  What is most heart-breaking about my parents finding this note on their windshield is how patient and understanding they were. My father said that he would happily have moved had you approached us and asked to use the space. My mother was pleased that she had been mistaken for an able-bodied person because this meant that she was having, you know, a better day. Her limp and difficulty walking were not as apparent on this particular morning. That’s a victory for her.  My parents, as a caretaker and a person with a mobility disability understood your frustration.  They put this note behind them and moved on.  

  I’m not so forgiving. I’m actually kind of an asshole, and I’m willing to speak out and say that what you did is not only ignorant, but really NOT okay. It’s not okay.  I understand that it is incredibly hard to be a caretaker for a person who faces a mobility (or other) challenge. The world is not very easy to navigate, nor is it welcoming, for people that have visible disabilities, for people that move at a slower pace. Dealing with this is very alienating and I can see why you were frustrated. Here’s a newsflash:

Your frustration does not give you lisence to police other people’s disability status. Your frustration does not allow you to be a fuckwad. Your frustration does not entitle you to judge who is able-bodied and who is disabled. 

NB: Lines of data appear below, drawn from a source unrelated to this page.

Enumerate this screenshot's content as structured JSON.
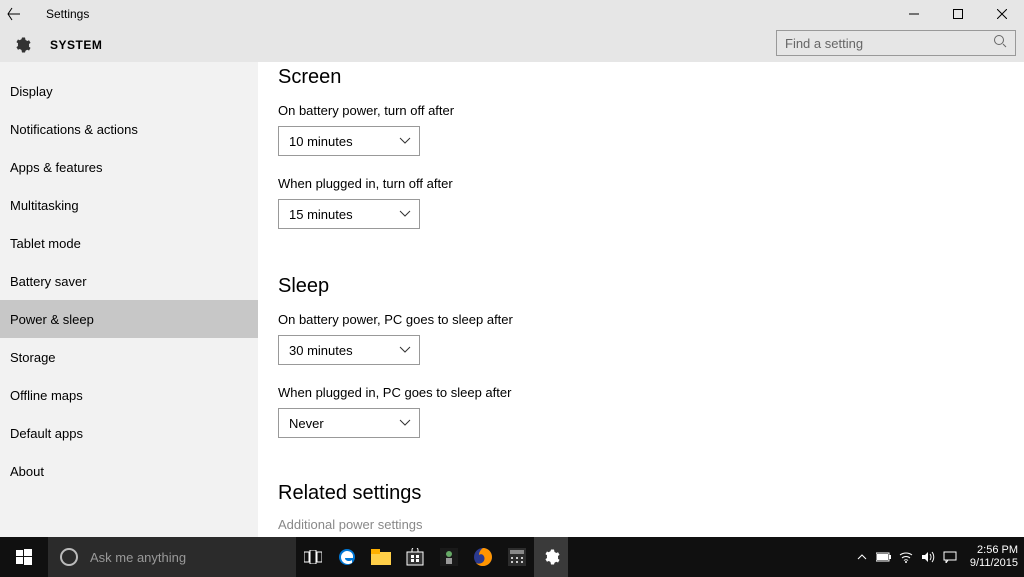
{
  "titlebar": {
    "title": "Settings"
  },
  "header": {
    "system_label": "SYSTEM",
    "search_placeholder": "Find a setting"
  },
  "sidebar": {
    "items": [
      {
        "label": "Display"
      },
      {
        "label": "Notifications & actions"
      },
      {
        "label": "Apps & features"
      },
      {
        "label": "Multitasking"
      },
      {
        "label": "Tablet mode"
      },
      {
        "label": "Battery saver"
      },
      {
        "label": "Power & sleep"
      },
      {
        "label": "Storage"
      },
      {
        "label": "Offline maps"
      },
      {
        "label": "Default apps"
      },
      {
        "label": "About"
      }
    ],
    "selected_index": 6
  },
  "content": {
    "screen": {
      "heading": "Screen",
      "battery_label": "On battery power, turn off after",
      "battery_value": "10 minutes",
      "plugged_label": "When plugged in, turn off after",
      "plugged_value": "15 minutes"
    },
    "sleep": {
      "heading": "Sleep",
      "battery_label": "On battery power, PC goes to sleep after",
      "battery_value": "30 minutes",
      "plugged_label": "When plugged in, PC goes to sleep after",
      "plugged_value": "Never"
    },
    "related": {
      "heading": "Related settings",
      "link1": "Additional power settings"
    }
  },
  "taskbar": {
    "cortana_placeholder": "Ask me anything",
    "clock_time": "2:56 PM",
    "clock_date": "9/11/2015"
  }
}
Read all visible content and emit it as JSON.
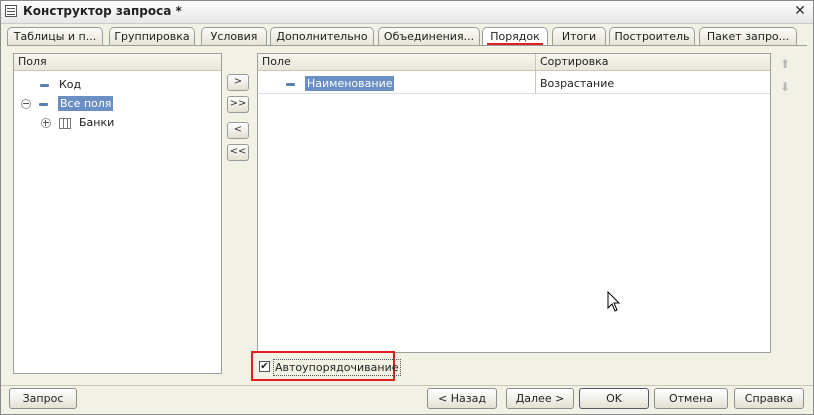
{
  "window": {
    "title": "Конструктор запроса *"
  },
  "tabs": [
    {
      "label": "Таблицы и п..."
    },
    {
      "label": "Группировка"
    },
    {
      "label": "Условия"
    },
    {
      "label": "Дополнительно"
    },
    {
      "label": "Объединения..."
    },
    {
      "label": "Порядок",
      "active": true
    },
    {
      "label": "Итоги"
    },
    {
      "label": "Построитель"
    },
    {
      "label": "Пакет запро..."
    }
  ],
  "fields_panel": {
    "header": "Поля",
    "items": [
      {
        "label": "Код"
      },
      {
        "label": "Все поля"
      },
      {
        "label": "Банки"
      }
    ]
  },
  "transfer_buttons": {
    "add": ">",
    "add_all": ">>",
    "remove": "<",
    "remove_all": "<<"
  },
  "order_panel": {
    "columns": [
      "Поле",
      "Сортировка"
    ],
    "rows": [
      {
        "field": "Наименование",
        "sort": "Возрастание"
      }
    ]
  },
  "move_buttons": {
    "up_icon": "arrow-up-icon",
    "down_icon": "arrow-down-icon"
  },
  "auto_order": {
    "label": "Автоупорядочивание",
    "checked": true
  },
  "footer": {
    "query": "Запрос",
    "back": "< Назад",
    "next": "Далее >",
    "ok": "OK",
    "cancel": "Отмена",
    "help": "Справка"
  },
  "accent_colors": {
    "highlight": "#e02020",
    "selection": "#6a8fc4"
  }
}
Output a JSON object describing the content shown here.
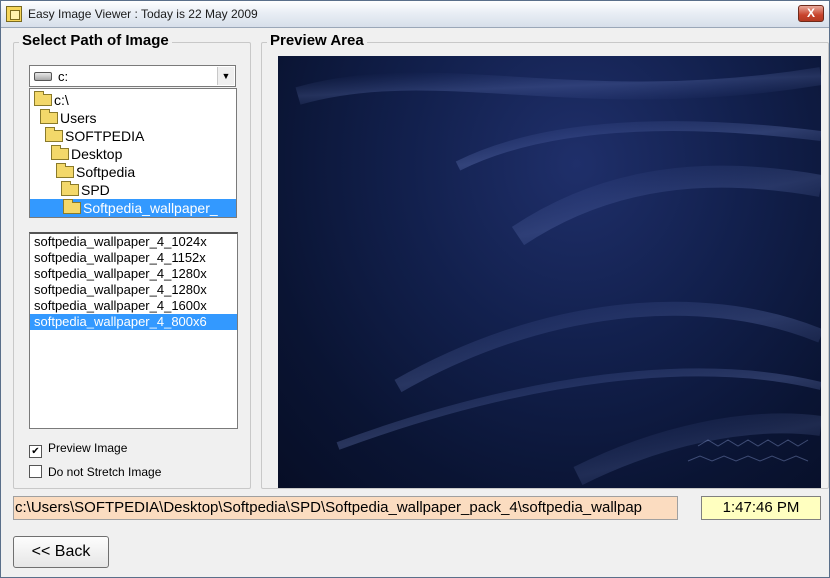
{
  "window": {
    "title": "Easy Image Viewer : Today is 22 May 2009",
    "close_label": "X"
  },
  "left_panel": {
    "title": "Select Path of Image",
    "drive_select": {
      "value": "c:"
    },
    "tree": [
      {
        "label": "c:\\",
        "selected": false
      },
      {
        "label": "Users",
        "selected": false
      },
      {
        "label": "SOFTPEDIA",
        "selected": false
      },
      {
        "label": "Desktop",
        "selected": false
      },
      {
        "label": "Softpedia",
        "selected": false
      },
      {
        "label": "SPD",
        "selected": false
      },
      {
        "label": "Softpedia_wallpaper_",
        "selected": true
      }
    ],
    "files": [
      "softpedia_wallpaper_4_1024x",
      "softpedia_wallpaper_4_1152x",
      "softpedia_wallpaper_4_1280x",
      "softpedia_wallpaper_4_1280x",
      "softpedia_wallpaper_4_1600x",
      "softpedia_wallpaper_4_800x6"
    ],
    "selected_file_index": 5,
    "preview_checkbox": {
      "label": "Preview Image",
      "checked": true
    },
    "stretch_checkbox": {
      "label": "Do not Stretch Image",
      "checked": false
    }
  },
  "right_panel": {
    "title": "Preview Area"
  },
  "status": {
    "path": "c:\\Users\\SOFTPEDIA\\Desktop\\Softpedia\\SPD\\Softpedia_wallpaper_pack_4\\softpedia_wallpap",
    "time": "1:47:46 PM"
  },
  "back_button": {
    "label": "<< Back"
  },
  "colors": {
    "selection": "#3399ff",
    "path_bg": "#fbdcc0",
    "time_bg": "#ffffc0",
    "preview_bg": "#0a1433"
  }
}
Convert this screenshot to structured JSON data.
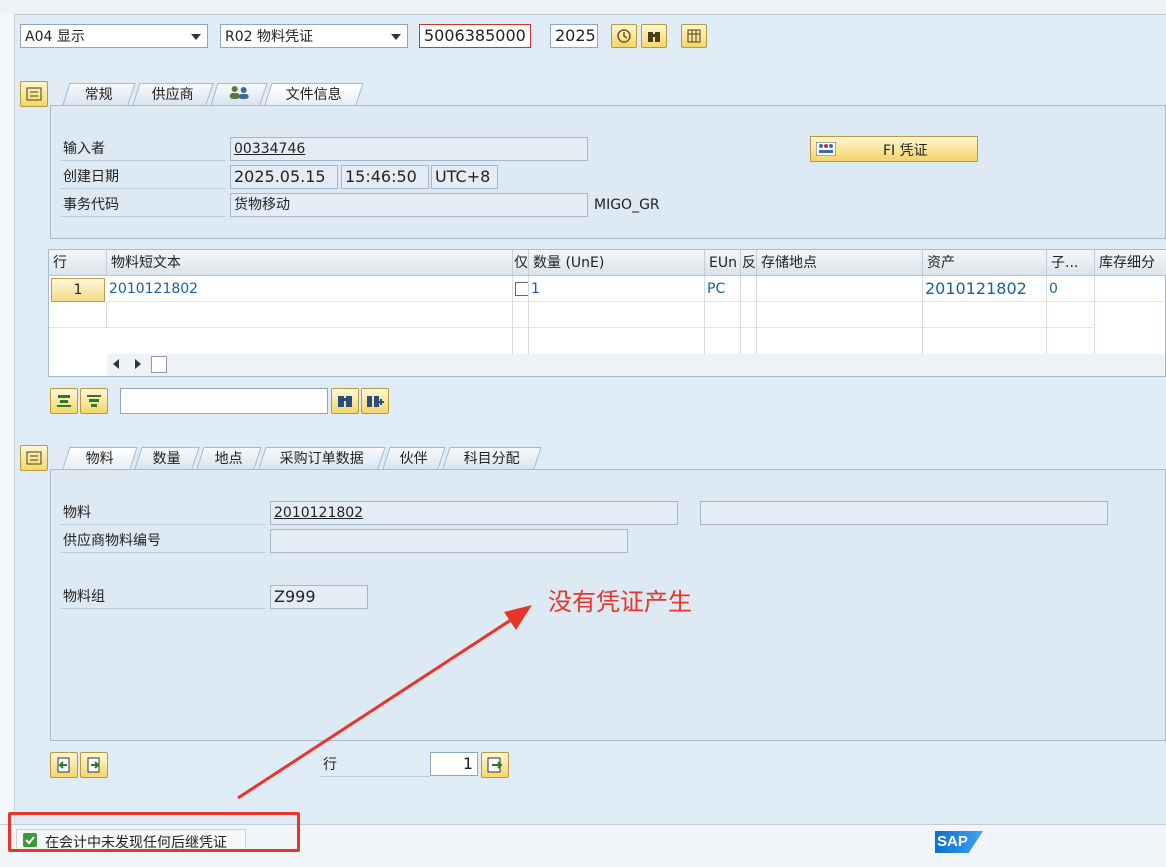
{
  "header": {
    "action_select": "A04 显示",
    "document_select": "R02 物料凭证",
    "document_number": "5006385000",
    "year": "2025"
  },
  "tabs_top": [
    {
      "label": "常规"
    },
    {
      "label": "供应商"
    },
    {
      "label": ""
    },
    {
      "label": "文件信息"
    }
  ],
  "doc_info": {
    "entered_by_label": "输入者",
    "entered_by": "00334746",
    "created_label": "创建日期",
    "created_date": "2025.05.15",
    "created_time": "15:46:50",
    "timezone": "UTC+8",
    "tcode_label": "事务代码",
    "tcode_text": "货物移动",
    "tcode": "MIGO_GR",
    "fi_button": "FI 凭证"
  },
  "grid": {
    "headers": [
      "行",
      "物料短文本",
      "仅",
      "数量 (UnE)",
      "EUn",
      "反",
      "存储地点",
      "资产",
      "子...",
      "库存细分"
    ],
    "row": {
      "line": "1",
      "material": "2010121802",
      "qty": "1",
      "unit": "PC",
      "asset": "2010121802",
      "sub": "0"
    }
  },
  "tabs_bottom": [
    {
      "label": "物料"
    },
    {
      "label": "数量"
    },
    {
      "label": "地点"
    },
    {
      "label": "采购订单数据"
    },
    {
      "label": "伙伴"
    },
    {
      "label": "科目分配"
    }
  ],
  "material_detail": {
    "material_label": "物料",
    "material_value": "2010121802",
    "vendor_mat_label": "供应商物料编号",
    "vendor_mat_value": "",
    "group_label": "物料组",
    "group_value": "Z999"
  },
  "annotation": {
    "text": "没有凭证产生",
    "color": "#e8342a"
  },
  "line_nav": {
    "label": "行",
    "value": "1"
  },
  "status": {
    "message": "在会计中未发现任何后继凭证",
    "logo": "SAP"
  },
  "icons": [
    "display-change-icon",
    "binoculars-icon",
    "grid-icon",
    "expand-icon",
    "people-icon",
    "fi-doc-icon",
    "align-top-icon",
    "filter-icon",
    "find-icon",
    "find-next-icon",
    "prev-item-icon",
    "next-item-icon",
    "go-icon",
    "checkmark-icon"
  ],
  "colors": {
    "accent_button": "#f4d76b",
    "link_blue": "#1a5f9e",
    "annotation_red": "#e8342a"
  }
}
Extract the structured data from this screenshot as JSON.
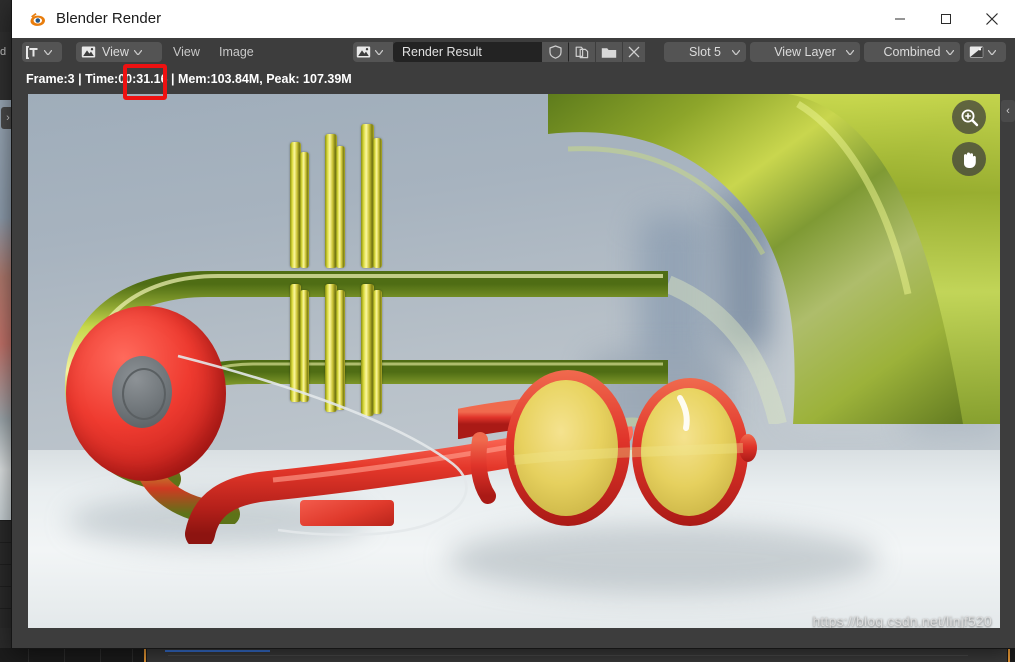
{
  "window": {
    "title": "Blender Render",
    "logo_icon": "blender-logo-icon",
    "controls": {
      "minimize": "minimize-icon",
      "maximize": "maximize-icon",
      "close": "close-icon"
    }
  },
  "header": {
    "editor_type_icon": "image-editor-type-icon",
    "editor_type_chevron": "chevron-down-icon",
    "display_mode_icon": "image-view-mode-icon",
    "display_mode_label": "View",
    "display_mode_chevron": "chevron-down-icon",
    "menus": [
      "View",
      "Image"
    ],
    "datablock_icon": "image-datablock-icon",
    "datablock_chevron": "chevron-down-icon",
    "image_name": "Render Result",
    "fake_user_icon": "shield-icon",
    "duplicate_icon": "copy-icon",
    "open_icon": "folder-icon",
    "unlink_icon": "x-icon",
    "slot": {
      "label": "Slot 5",
      "chevron": "chevron-down-icon"
    },
    "view_layer": {
      "label": "View Layer",
      "chevron": "chevron-down-icon"
    },
    "pass": {
      "label": "Combined",
      "chevron": "chevron-down-icon"
    },
    "display_channels_icon": "image-alpha-icon",
    "display_channels_chevron": "chevron-down-icon"
  },
  "status": {
    "text": "Frame:3 | Time:00:31.16 | Mem:103.84M, Peak: 107.39M",
    "frame": "3",
    "time": "00:31.16",
    "memory": "103.84M",
    "peak": "107.39M",
    "annotation_color": "#ee1111"
  },
  "viewport": {
    "zoom_tool_icon": "zoom-in-icon",
    "pan_tool_icon": "hand-pan-icon",
    "sidebar_toggle_icon": "chevron-left-icon",
    "render_description": "3D render of a green-gold trumpet with red headphones and red-framed yellow sunglasses on a glossy white surface"
  },
  "background_window": {
    "left_tab_label": "d",
    "expand_toggle_icon": "chevron-right-icon"
  },
  "watermark": "https://blog.csdn.net/linjf520",
  "colors": {
    "accent_orange": "#ed9b35",
    "accent_blue": "#3874d8",
    "header_bg": "#3d3d3d",
    "button_bg": "#545454",
    "field_bg": "#232323",
    "titlebar_bg": "#ffffff",
    "annotation_red": "#ee1111"
  }
}
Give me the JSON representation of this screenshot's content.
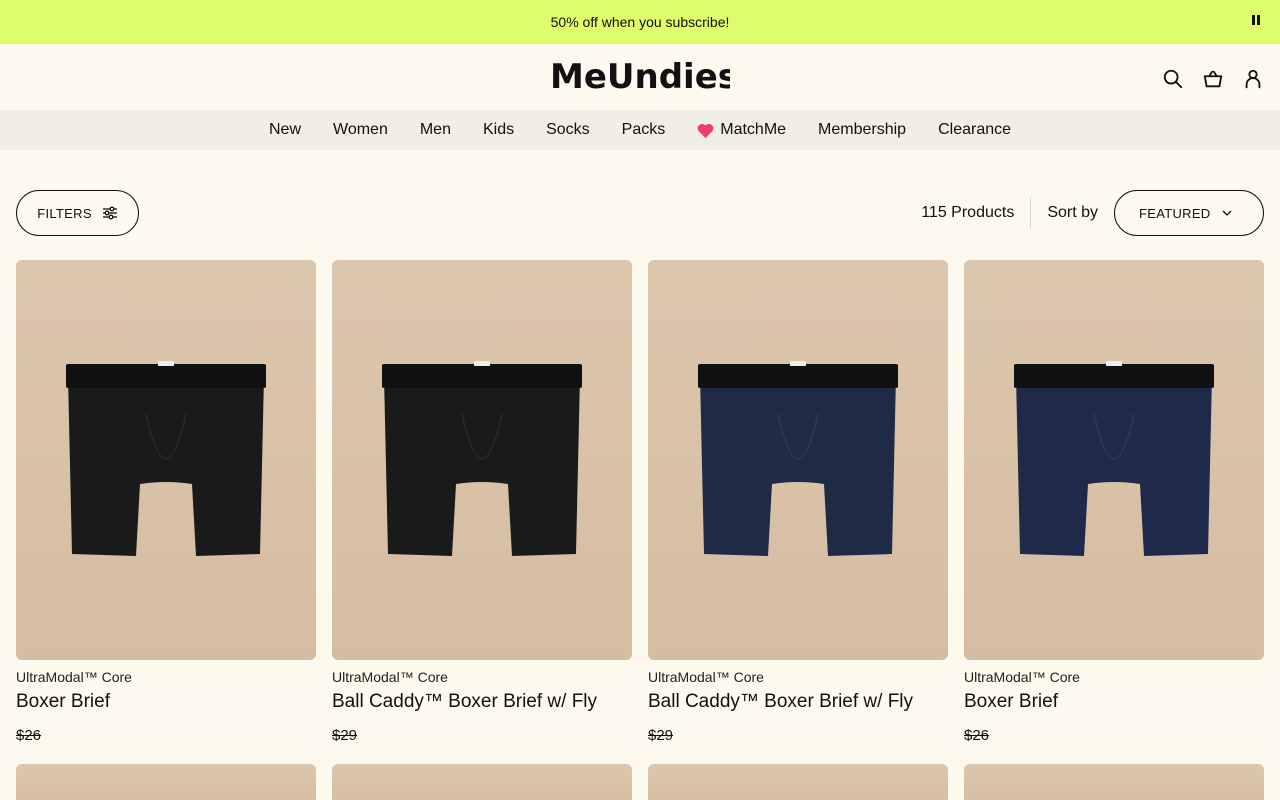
{
  "promo": {
    "text": "50% off when you subscribe!"
  },
  "header": {
    "logo": "MeUndies",
    "icons": [
      "search-icon",
      "cart-icon",
      "account-icon"
    ]
  },
  "nav": {
    "items": [
      {
        "label": "New"
      },
      {
        "label": "Women"
      },
      {
        "label": "Men"
      },
      {
        "label": "Kids"
      },
      {
        "label": "Socks"
      },
      {
        "label": "Packs"
      },
      {
        "label": "MatchMe",
        "icon": "heart-icon"
      },
      {
        "label": "Membership"
      },
      {
        "label": "Clearance"
      }
    ]
  },
  "toolbar": {
    "filters_label": "FILTERS",
    "count": "115 Products",
    "sort_label": "Sort by",
    "sort_value": "FEATURED"
  },
  "products": [
    {
      "line": "UltraModal™ Core",
      "title": "Boxer Brief",
      "price": "$26",
      "color": "#1a1a1a"
    },
    {
      "line": "UltraModal™ Core",
      "title": "Ball Caddy™ Boxer Brief w/ Fly",
      "price": "$29",
      "color": "#1a1a1a"
    },
    {
      "line": "UltraModal™ Core",
      "title": "Ball Caddy™ Boxer Brief w/ Fly",
      "price": "$29",
      "color": "#1f2a47"
    },
    {
      "line": "UltraModal™ Core",
      "title": "Boxer Brief",
      "price": "$26",
      "color": "#1f2a4a"
    }
  ],
  "colors": {
    "promo_bg": "#ddfd6d",
    "page_bg": "#fdf9ee",
    "nav_bg": "#f1eee6",
    "heart": "#f03c6a"
  }
}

I’m going to give you the benefit of the doubt and hope that you just don’t know that this is not an okay way to behave.  Let’s look at this as a “teachable moment.”  Here’s how you can not be a presumptive jerk when dealing with accessible parking:

Accessible parking is for “persons who are mobility disabled.” The parking is “on a first come, first serve basis.” 

Don’t assume that these spots are only for people who use wheelchairs. Don’t assume that these spaces are for seniors. Don’t fucking assume anything about anyone’s disability. You can’t know. Even a young, seemingly able-bodied person may have a mobility issue. 

I hope this has been instructive. Thank you for your time.

Citations:

http://www.halifax.ca/traffic/reports/AccessibleParkingSpaces.html

Top results for questions and phrases on Google, March 12th, 2012

For lack of a better word

For lack of a better word